These include any of the following: headache, migraine, "foggy mind", fatigue, fibromyalgia, joint and muscle pain, leg or arm numbness, tingling of the extremities, dermatitis (eczema or skin rash), atopic disorders such as asthma, rhinitis, other allergies, depression, anxiety, iron-deficiency anemia, folate deficiency, or autoimmune diseases.
These disorders include certain endocrine diseases (hypo- and hyperthyroidism, hyperprolactinemia), metabolic disorders (diabetes), deficiency states (low levels of vitamin D, B2, B12, folic acid), gastrointestinal diseases (celiac disease, non-celiac gluten sensitivity, inflammatory bowel disease), heart diseases, blood diseases (anemia), cerebral vascular accidents (transient ischemic attack, stroke), and brain degenerative diseases (Parkinson's disease, dementia, multiple sclerosis, Huntington's disease), among others.

Eating disorder

eating disorderseatingalimentary disorders
NCGS has also been controversially implicated in some neurological and psychiatric disorders, including schizophrenia, eating disorders, autism, peripheral neuropathy, ataxia, attention deficit hyperactivity disorder (ADHD), and hallucinations (so-called "gluten psychosis").
Gastrointestinal diseases, such as celiac disease, Crohn's disease, peptic ulcer, eosinophilic esophagitis or non-celiac gluten sensitivity, among others. Celiac disease is also known as the "great imitator", because it may involve several organs and cause an extensive variety of non-gastrointestinal symptoms, such as psychiatric and neurological disorders, including anorexia nervosa.

Gluten challenge test

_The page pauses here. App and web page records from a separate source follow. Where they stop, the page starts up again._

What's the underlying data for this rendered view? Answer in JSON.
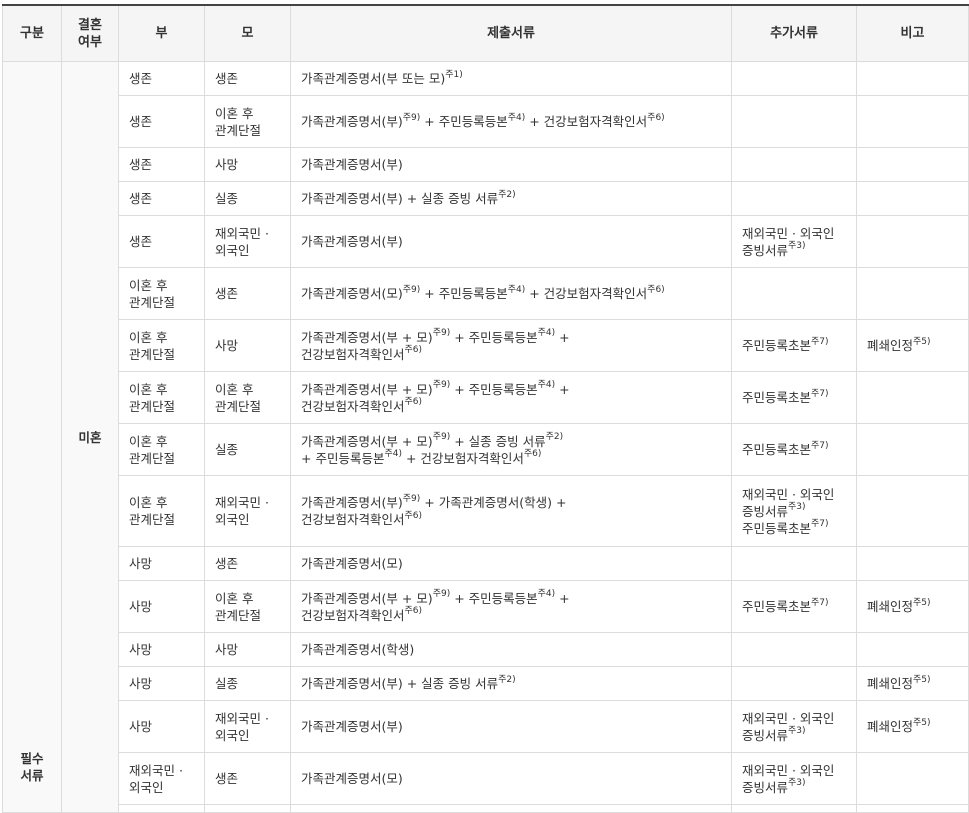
{
  "headers": [
    "구분",
    "결혼\n여부",
    "부",
    "모",
    "제출서류",
    "추가서류",
    "비고"
  ],
  "category": "필수\n서류",
  "marital": "미혼",
  "rows": [
    {
      "father": "생존",
      "mother": "생존",
      "docs": "가족관계증명서(부 또는 모)^주1)",
      "extra": "",
      "note": ""
    },
    {
      "father": "생존",
      "mother": "이혼 후\n관계단절",
      "docs": "가족관계증명서(부)^주9) + 주민등록등본^주4) + 건강보험자격확인서^주6)",
      "extra": "",
      "note": ""
    },
    {
      "father": "생존",
      "mother": "사망",
      "docs": "가족관계증명서(부)",
      "extra": "",
      "note": ""
    },
    {
      "father": "생존",
      "mother": "실종",
      "docs": "가족관계증명서(부) + 실종 증빙 서류^주2)",
      "extra": "",
      "note": ""
    },
    {
      "father": "생존",
      "mother": "재외국민 ·\n외국인",
      "docs": "가족관계증명서(부)",
      "extra": "재외국민 · 외국인\n증빙서류^주3)",
      "note": ""
    },
    {
      "father": "이혼 후\n관계단절",
      "mother": "생존",
      "docs": "가족관계증명서(모)^주9) + 주민등록등본^주4) + 건강보험자격확인서^주6)",
      "extra": "",
      "note": ""
    },
    {
      "father": "이혼 후\n관계단절",
      "mother": "사망",
      "docs": "가족관계증명서(부 + 모)^주9) + 주민등록등본^주4) +\n건강보험자격확인서^주6)",
      "extra": "주민등록초본^주7)",
      "note": "폐쇄인정^주5)"
    },
    {
      "father": "이혼 후\n관계단절",
      "mother": "이혼 후\n관계단절",
      "docs": "가족관계증명서(부 + 모)^주9) + 주민등록등본^주4) +\n건강보험자격확인서^주6)",
      "extra": "주민등록초본^주7)",
      "note": ""
    },
    {
      "father": "이혼 후\n관계단절",
      "mother": "실종",
      "docs": "가족관계증명서(부 + 모)^주9) + 실종 증빙 서류^주2)\n+ 주민등록등본^주4) + 건강보험자격확인서^주6)",
      "extra": "주민등록초본^주7)",
      "note": ""
    },
    {
      "father": "이혼 후\n관계단절",
      "mother": "재외국민 ·\n외국인",
      "docs": "가족관계증명서(부)^주9) + 가족관계증명서(학생) +\n건강보험자격확인서^주6)",
      "extra": "재외국민 · 외국인\n증빙서류^주3)\n주민등록초본^주7)",
      "note": ""
    },
    {
      "father": "사망",
      "mother": "생존",
      "docs": "가족관계증명서(모)",
      "extra": "",
      "note": ""
    },
    {
      "father": "사망",
      "mother": "이혼 후\n관계단절",
      "docs": "가족관계증명서(부 + 모)^주9) + 주민등록등본^주4) +\n건강보험자격확인서^주6)",
      "extra": "주민등록초본^주7)",
      "note": "폐쇄인정^주5)"
    },
    {
      "father": "사망",
      "mother": "사망",
      "docs": "가족관계증명서(학생)",
      "extra": "",
      "note": ""
    },
    {
      "father": "사망",
      "mother": "실종",
      "docs": "가족관계증명서(부) + 실종 증빙 서류^주2)",
      "extra": "",
      "note": "폐쇄인정^주5)"
    },
    {
      "father": "사망",
      "mother": "재외국민 ·\n외국인",
      "docs": "가족관계증명서(부)",
      "extra": "재외국민 · 외국인\n증빙서류^주3)",
      "note": "폐쇄인정^주5)"
    },
    {
      "father": "재외국민 ·\n외국인",
      "mother": "생존",
      "docs": "가족관계증명서(모)",
      "extra": "재외국민 · 외국인\n증빙서류^주3)",
      "note": ""
    },
    {
      "father": "",
      "mother": "",
      "docs": "",
      "extra": "",
      "note": ""
    }
  ]
}
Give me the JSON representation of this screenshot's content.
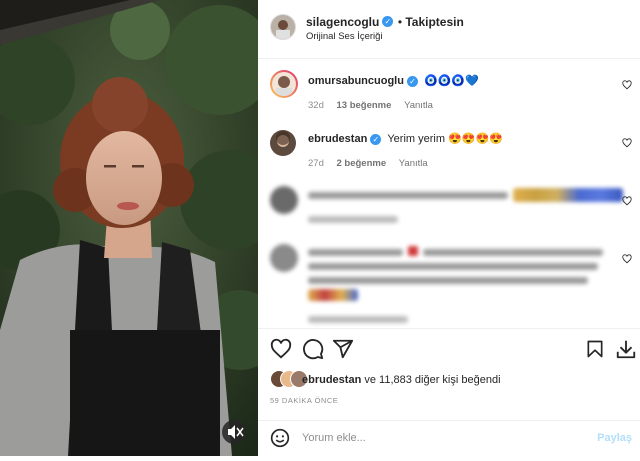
{
  "post": {
    "author": "silagencoglu",
    "follow_label": "Takiptesin",
    "audio": "Orijinal Ses İçeriği"
  },
  "comments": [
    {
      "user": "omursabuncuoglu",
      "text": "🧿🧿🧿💙",
      "age": "32d",
      "likes": "13 beğenme",
      "reply": "Yanıtla"
    },
    {
      "user": "ebrudestan",
      "text": "Yerim yerim 😍😍😍😍",
      "age": "27d",
      "likes": "2 beğenme",
      "reply": "Yanıtla"
    }
  ],
  "liked_by": {
    "user": "ebrudestan",
    "rest": " ve 11,883 diğer kişi beğendi"
  },
  "timestamp": "59 DAKİKA ÖNCE",
  "comment_box": {
    "placeholder": "Yorum ekle...",
    "post_label": "Paylaş"
  },
  "colors": {
    "accent": "#0095f6",
    "verified": "#3897f0",
    "muted": "#8e8e8e"
  },
  "icons": [
    "verified-badge-icon",
    "heart-icon",
    "comment-icon",
    "share-icon",
    "bookmark-icon",
    "download-icon",
    "emoji-icon",
    "mute-icon"
  ]
}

gluten challengerechallenge
To exclude a placebo effect, a double-blind placebo-controlled gluten challenge is a useful tool, although it is expensive and complicated for routine clinical use, and so is usually performed in research studies.
A recently proposed criteria to non-coeliac gluten sensitivity diagnosis concludes that an improvement of gastrointestinal symptoms and extra-intestinal manifestations higher than 50% with a gluten-free diet (GFD), assessed through a rating scale, may confirm the clinical diagnosis of non-coeliac gluten sensitivity.

Autism

autisticautistic disorderautistic children
NCGS has also been controversially implicated in some neurological and psychiatric disorders, including schizophrenia, eating disorders, autism, peripheral neuropathy, ataxia, attention deficit hyperactivity disorder (ADHD), and hallucinations (so-called "gluten psychosis").
In the subset of people who have gluten sensitivity there is limited evidence that suggests that a gluten free diet may improve some autistic behaviors.

Hallucination

hallucinationshallucinatehallucinating
NCGS has also been controversially implicated in some neurological and psychiatric disorders, including schizophrenia, eating disorders, autism, peripheral neuropathy, ataxia, attention deficit hyperactivity disorder (ADHD), and hallucinations (so-called "gluten psychosis").
There is tentative evidence of a relationship with non-celiac gluten sensitivity, the so-called "gluten psychosis".

Anti-gliadin antibodies

AGAanti-gliadin IgGAntibodies to α-gliadin
Evaluating the presence of antigliadin antibodies (AGA) can be a useful complementary diagnostic test.
It is also found in a number of patients who are not enteropathic.